:: YOUR TASK ::
Skipping any pictures, give all of the records below again exactly.

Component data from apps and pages
□ □ □ □ □ □ □

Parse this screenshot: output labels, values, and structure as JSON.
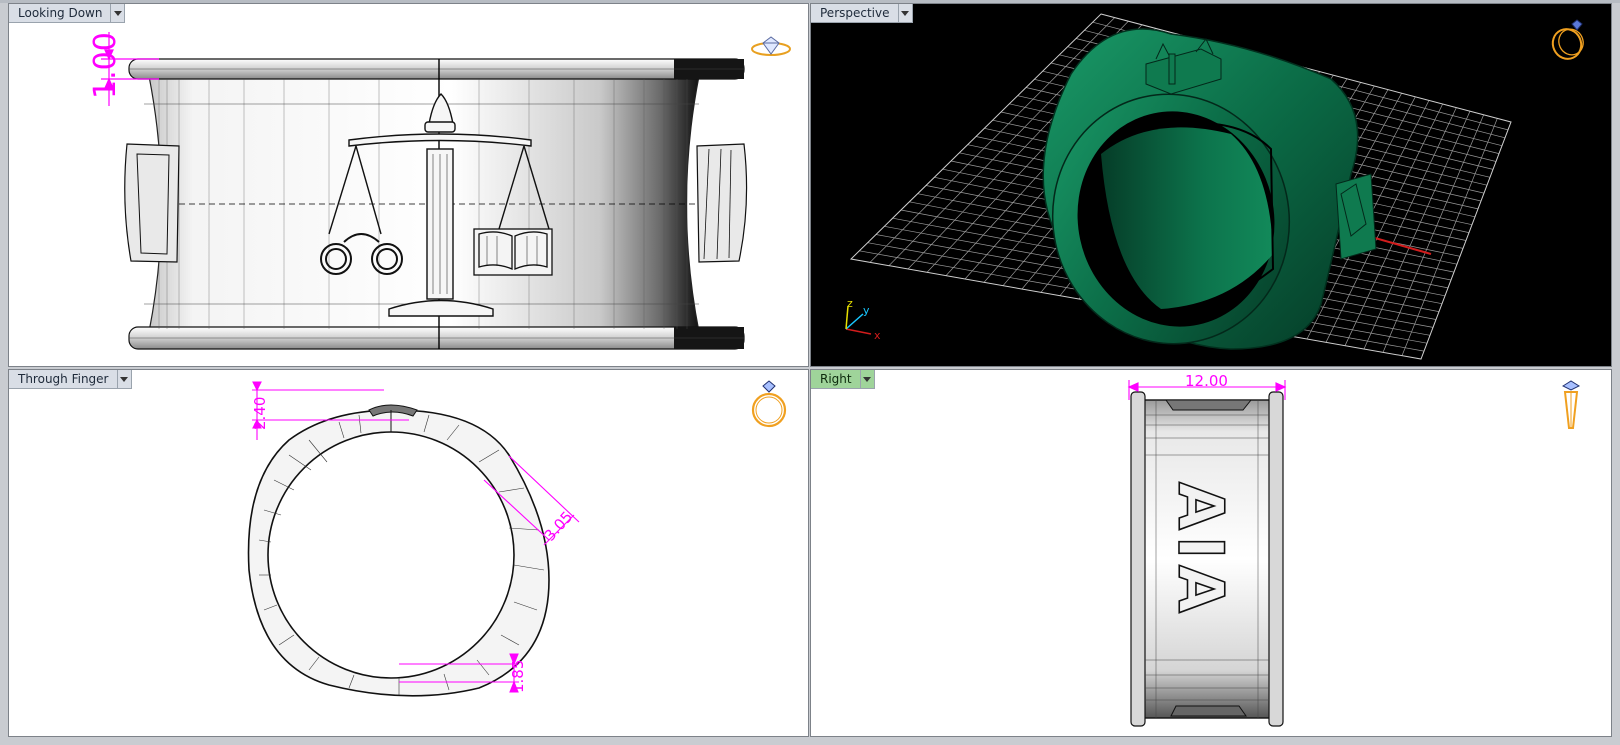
{
  "viewports": {
    "looking_down": {
      "title": "Looking Down",
      "dimension": "1.00"
    },
    "perspective": {
      "title": "Perspective",
      "axis_x": "x",
      "axis_y": "y",
      "axis_z": "z"
    },
    "through_finger": {
      "title": "Through Finger",
      "dim_top": "2.40",
      "dim_side": "3.05",
      "dim_bottom": "1.85"
    },
    "right": {
      "title": "Right",
      "dim_width": "12.00",
      "engraving": "AIA"
    }
  },
  "colors": {
    "dimension": "#ff00ff",
    "ring_green": "#0b6b46",
    "active_tab": "#9fd49a",
    "gizmo": "#f0a020"
  },
  "icons": [
    "ring-gem-icon",
    "ring-perspective-icon",
    "ring-front-icon",
    "ring-side-icon",
    "dropdown-arrow-icon"
  ]
}
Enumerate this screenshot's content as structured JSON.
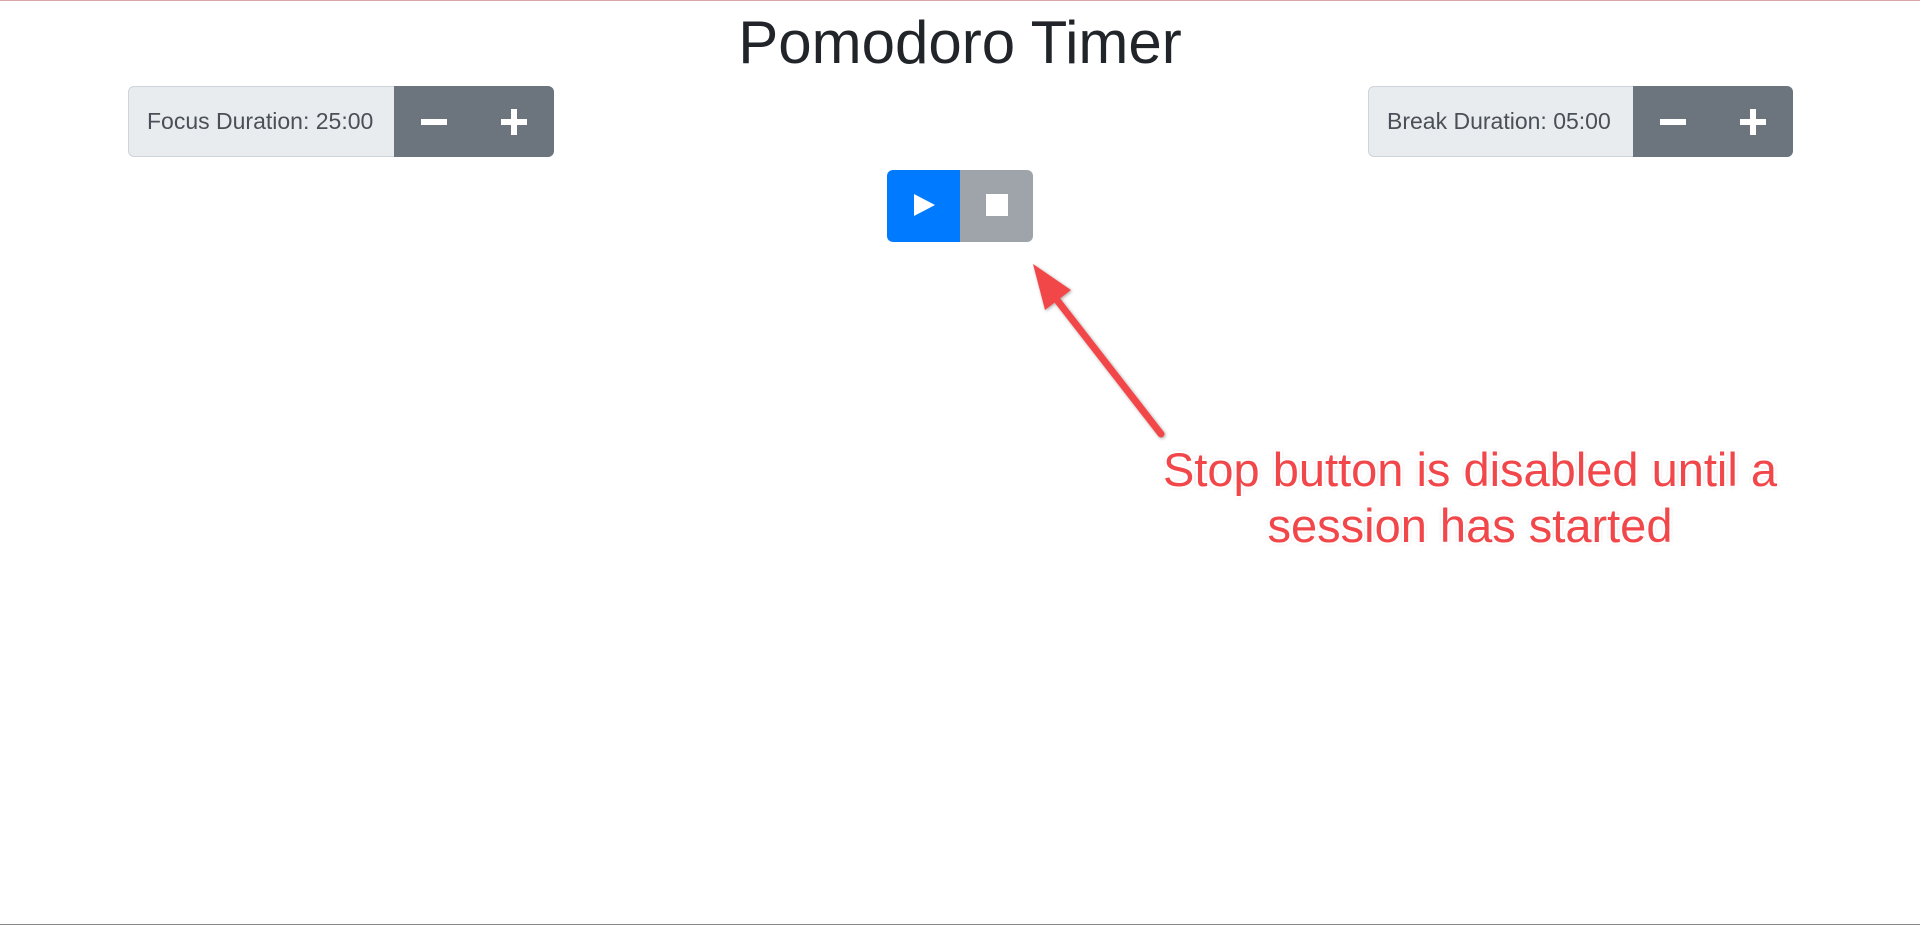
{
  "page": {
    "title": "Pomodoro Timer"
  },
  "focus": {
    "label": "Focus Duration: 25:00",
    "decrement_icon": "minus-icon",
    "increment_icon": "plus-icon"
  },
  "break": {
    "label": "Break Duration: 05:00",
    "decrement_icon": "minus-icon",
    "increment_icon": "plus-icon"
  },
  "controls": {
    "play_icon": "play-icon",
    "stop_icon": "stop-icon",
    "stop_disabled": true
  },
  "annotation": {
    "text": "Stop button is disabled until a session has started"
  },
  "colors": {
    "primary": "#007bff",
    "secondary": "#6c757d",
    "disabled": "#9ea4a9",
    "annotation": "#f2474a"
  }
}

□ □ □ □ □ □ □

:: OUTPUT ::
Parse this screenshot: output labels, values, and structure as JSON.
{
  "viewports": {
    "looking_down": {
      "title": "Looking Down",
      "dimension": "1.00"
    },
    "perspective": {
      "title": "Perspective",
      "axis_x": "x",
      "axis_y": "y",
      "axis_z": "z"
    },
    "through_finger": {
      "title": "Through Finger",
      "dim_top": "2.40",
      "dim_side": "3.05",
      "dim_bottom": "1.85"
    },
    "right": {
      "title": "Right",
      "dim_width": "12.00",
      "engraving": "AIA"
    }
  },
  "colors": {
    "dimension": "#ff00ff",
    "ring_green": "#0b6b46",
    "active_tab": "#9fd49a",
    "gizmo": "#f0a020"
  },
  "icons": [
    "ring-gem-icon",
    "ring-perspective-icon",
    "ring-front-icon",
    "ring-side-icon",
    "dropdown-arrow-icon"
  ]
}
Enumerate this screenshot's content as structured JSON.
{
  "page": {
    "title": "Pomodoro Timer"
  },
  "focus": {
    "label": "Focus Duration: 25:00",
    "decrement_icon": "minus-icon",
    "increment_icon": "plus-icon"
  },
  "break": {
    "label": "Break Duration: 05:00",
    "decrement_icon": "minus-icon",
    "increment_icon": "plus-icon"
  },
  "controls": {
    "play_icon": "play-icon",
    "stop_icon": "stop-icon",
    "stop_disabled": true
  },
  "annotation": {
    "text": "Stop button is disabled until a session has started"
  },
  "colors": {
    "primary": "#007bff",
    "secondary": "#6c757d",
    "disabled": "#9ea4a9",
    "annotation": "#f2474a"
  }
}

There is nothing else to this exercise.